If you grew up in a developed country, you took the education luxury for granted and never thought about millions of people around the world who can’t read or write. The World Population Review shares the literacy rate for most countries around the world each year and their 2020 report was published recently.
If you are looking to see which are the most educated countries in Africa in 2021 or the highest literacy rate in Africa, keep reading. In this post, we’ll talk about the top 10 most educated countries in Africa.
1- Equatorial Guinea
Equatorial Guinea is the most educated country in Africa.
With a population of 1,402,983, Equatorial Guinea has a literacy rate of 95.30%.
Education in Equatorial Guinea is free and compulsory until the age of 14. Primary education is for five years followed by four years of secondary in the first stage and three subsequent years of secondary education in the second stage. In 2001, about 35% of children between the ages of three and six were enrolled in some type of preschool program.
2- South Africa
South Africa is the second-most educated country in Africa.
With a population of 59,308,690, South Africa has a literacy rate of 94.30%.
Education in South Africa is continuing to take strain as the government attempts to achieve equal opportunities for all. The system is divided into 3 strata, namely general education and training, further education and training, and higher education and training. The process is compulsory through to grade 9, and spans 12 grades in total. The first 6 years are spent in primary school where literacy and numeracy are established.
Seychelles is the third-most educated country in Africa.
With a population of 98,347, Seychelles has a literacy rate of 91.80%.
In Seychelles, education is compulsory up to the age of 16, and free through secondary school until age 18. Students must pay for uniforms, but not for books or tuition. Primary school attendance statistics are not available for Seychelles. As of 2002, 99 percent of children who started primary school were likely to reach grade 5.
Libya is the fourth most educated country in Africa.
With a population of 6,871,292, Libya has a literacy rate of 91.00%.
Education in Libya begins with primary education, which is both free and compulsory. Children in Libya between the ages of 6 and 15 attend primary school and then attend secondary school for three additional years (15- to 18-year-olds).
Mauritius is the fifth-most educated country in Africa.
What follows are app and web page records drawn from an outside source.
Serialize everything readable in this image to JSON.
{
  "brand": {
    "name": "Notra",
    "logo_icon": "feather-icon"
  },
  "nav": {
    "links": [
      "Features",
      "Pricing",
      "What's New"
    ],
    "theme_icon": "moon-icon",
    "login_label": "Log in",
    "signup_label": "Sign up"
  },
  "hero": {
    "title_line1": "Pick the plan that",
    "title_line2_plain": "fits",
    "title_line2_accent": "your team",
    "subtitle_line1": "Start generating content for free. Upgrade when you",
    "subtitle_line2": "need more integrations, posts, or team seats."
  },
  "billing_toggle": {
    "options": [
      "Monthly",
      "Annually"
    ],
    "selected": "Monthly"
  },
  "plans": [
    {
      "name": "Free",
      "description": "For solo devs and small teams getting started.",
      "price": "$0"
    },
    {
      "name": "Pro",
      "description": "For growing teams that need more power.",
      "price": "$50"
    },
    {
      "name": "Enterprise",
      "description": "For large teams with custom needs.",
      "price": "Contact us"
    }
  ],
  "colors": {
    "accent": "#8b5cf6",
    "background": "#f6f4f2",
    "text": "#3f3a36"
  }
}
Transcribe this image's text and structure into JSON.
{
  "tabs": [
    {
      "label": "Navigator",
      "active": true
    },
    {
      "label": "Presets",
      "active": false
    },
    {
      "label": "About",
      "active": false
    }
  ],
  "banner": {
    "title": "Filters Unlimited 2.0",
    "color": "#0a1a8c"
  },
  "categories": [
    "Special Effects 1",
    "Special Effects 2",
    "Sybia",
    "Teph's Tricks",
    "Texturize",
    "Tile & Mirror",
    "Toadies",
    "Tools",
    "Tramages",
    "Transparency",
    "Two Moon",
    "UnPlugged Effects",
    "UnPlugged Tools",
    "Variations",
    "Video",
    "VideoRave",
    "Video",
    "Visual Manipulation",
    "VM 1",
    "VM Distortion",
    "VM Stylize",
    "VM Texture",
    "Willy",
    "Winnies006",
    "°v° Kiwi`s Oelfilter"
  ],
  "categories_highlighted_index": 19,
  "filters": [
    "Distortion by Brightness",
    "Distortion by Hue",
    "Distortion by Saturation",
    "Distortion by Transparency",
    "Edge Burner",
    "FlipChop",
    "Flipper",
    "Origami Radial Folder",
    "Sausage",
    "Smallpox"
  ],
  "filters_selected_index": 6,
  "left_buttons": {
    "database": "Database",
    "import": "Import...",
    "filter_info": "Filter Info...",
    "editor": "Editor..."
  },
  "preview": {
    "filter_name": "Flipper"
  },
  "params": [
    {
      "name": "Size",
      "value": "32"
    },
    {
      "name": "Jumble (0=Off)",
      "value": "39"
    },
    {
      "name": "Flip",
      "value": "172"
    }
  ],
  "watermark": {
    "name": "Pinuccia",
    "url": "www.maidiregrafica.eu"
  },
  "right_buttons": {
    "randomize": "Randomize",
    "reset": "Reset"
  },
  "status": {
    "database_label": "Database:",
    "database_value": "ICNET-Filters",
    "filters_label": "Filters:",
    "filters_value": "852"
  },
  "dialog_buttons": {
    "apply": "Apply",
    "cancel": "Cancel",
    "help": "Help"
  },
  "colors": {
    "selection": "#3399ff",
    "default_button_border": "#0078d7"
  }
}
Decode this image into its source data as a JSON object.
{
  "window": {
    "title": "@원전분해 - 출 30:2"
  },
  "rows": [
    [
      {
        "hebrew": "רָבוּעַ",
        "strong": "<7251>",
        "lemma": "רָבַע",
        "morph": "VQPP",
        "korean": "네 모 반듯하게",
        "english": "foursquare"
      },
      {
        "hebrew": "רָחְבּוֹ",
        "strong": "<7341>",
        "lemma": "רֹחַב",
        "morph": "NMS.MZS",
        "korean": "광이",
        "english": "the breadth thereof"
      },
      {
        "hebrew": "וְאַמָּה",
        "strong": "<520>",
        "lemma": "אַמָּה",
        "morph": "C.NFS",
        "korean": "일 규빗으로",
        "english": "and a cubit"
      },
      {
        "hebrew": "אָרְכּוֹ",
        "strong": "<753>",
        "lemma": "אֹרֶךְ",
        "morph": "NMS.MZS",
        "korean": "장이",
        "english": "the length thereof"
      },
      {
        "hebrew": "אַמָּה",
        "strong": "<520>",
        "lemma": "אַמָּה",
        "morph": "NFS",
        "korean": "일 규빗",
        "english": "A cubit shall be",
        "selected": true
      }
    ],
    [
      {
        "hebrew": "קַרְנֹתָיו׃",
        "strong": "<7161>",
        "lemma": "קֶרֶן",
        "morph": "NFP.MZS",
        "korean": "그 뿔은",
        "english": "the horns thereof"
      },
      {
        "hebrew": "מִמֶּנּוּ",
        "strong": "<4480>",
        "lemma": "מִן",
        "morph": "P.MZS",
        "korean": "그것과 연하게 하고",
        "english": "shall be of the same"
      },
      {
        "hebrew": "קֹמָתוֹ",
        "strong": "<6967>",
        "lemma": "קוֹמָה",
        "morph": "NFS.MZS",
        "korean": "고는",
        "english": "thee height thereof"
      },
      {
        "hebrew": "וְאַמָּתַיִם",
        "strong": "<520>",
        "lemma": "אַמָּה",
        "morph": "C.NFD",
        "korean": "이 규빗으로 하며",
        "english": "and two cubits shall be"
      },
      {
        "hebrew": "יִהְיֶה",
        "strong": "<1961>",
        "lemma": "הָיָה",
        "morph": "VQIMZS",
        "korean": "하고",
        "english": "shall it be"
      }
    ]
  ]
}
With a population of 1,271,768, Mauritius has a literacy rate of 90.60%.
Primary education was made compulsory and offered for free. Education at the secondary level was not compulsory but offered free. Higher education was provided through the University of Mauritius. Education has been free through the secondary level since 1976 and through the post-secondary level since 1988.
Botswana is the sixth-most educated country in Africa.
With a population of 2,351,627, Botswana has a literacy rate of 88.50%.
Education in Botswana is free, but it is not compulsory. The Ministry of Education has authority over all of Botswana’s educational structure except the University of Botswana. Schooling in Botswana is not mandatory. The first ten years, starting at age six are however free. There are seven years of primary school, the first four of which are taught in Setswana. After that, classes are taught in English.
7- Cape Verde
Cape Verde is the seventh-most educated country in Africa.
With a population of 555,987, Cape Verde has a literacy rate of 87.60%.
Education in Cape Verde is organized into a six-six formal education structure, meaning that children enter primary school at the age of 6, and then are required to attend school for six years.
Zimbabwe is the eighth-most educated country in Africa.
With a population of 14,862,924, Zimbabwe has a literacy rate of 86.50%.
Zimbabwe’s education system consists of 7 years of primary and 6 years of secondary schooling before students can enter university in the country or abroad. The academic year in Zimbabwe runs from January to December, with three-month terms, broken up by one-month holidays, with a total of 40 weeks of school per year.
Burundi is the ninth-most educated country in Africa.
With a population of 11,890,784, Burundi has a literacy rate of 85.60%.
Education is compulsory in Burundi for six years between the ages of seven and 13. Theoretically, primary education is free at the point of use. Primary education in Burundi spans six grades between the ages of 7 and 13. The next educational tier, known as Lower Secondary, comprises an additional four grades.
Gabon is the tenth-most educated country in Africa.
With a population of 2,225,734, Gabon has a literacy rate of 83.20%.
Education in Gabon is largely based on the French educational system. Education is compulsory for children ages 6 to 16 years under the Education Act. Most children in Gabon start their school lives by attending nurseries (Crèche), then kindergarten (Jardins d’Enfants). At age 6, they are enrolled in primary school (école primaire) which is made up of six grades. The next level is secondary school (école secondaire), which is made up of seven grades. The intended age at graduation is 19 years. Graduates of secondary school can apply for universities or other institutions of higher learning, such as engineering schools or business schools.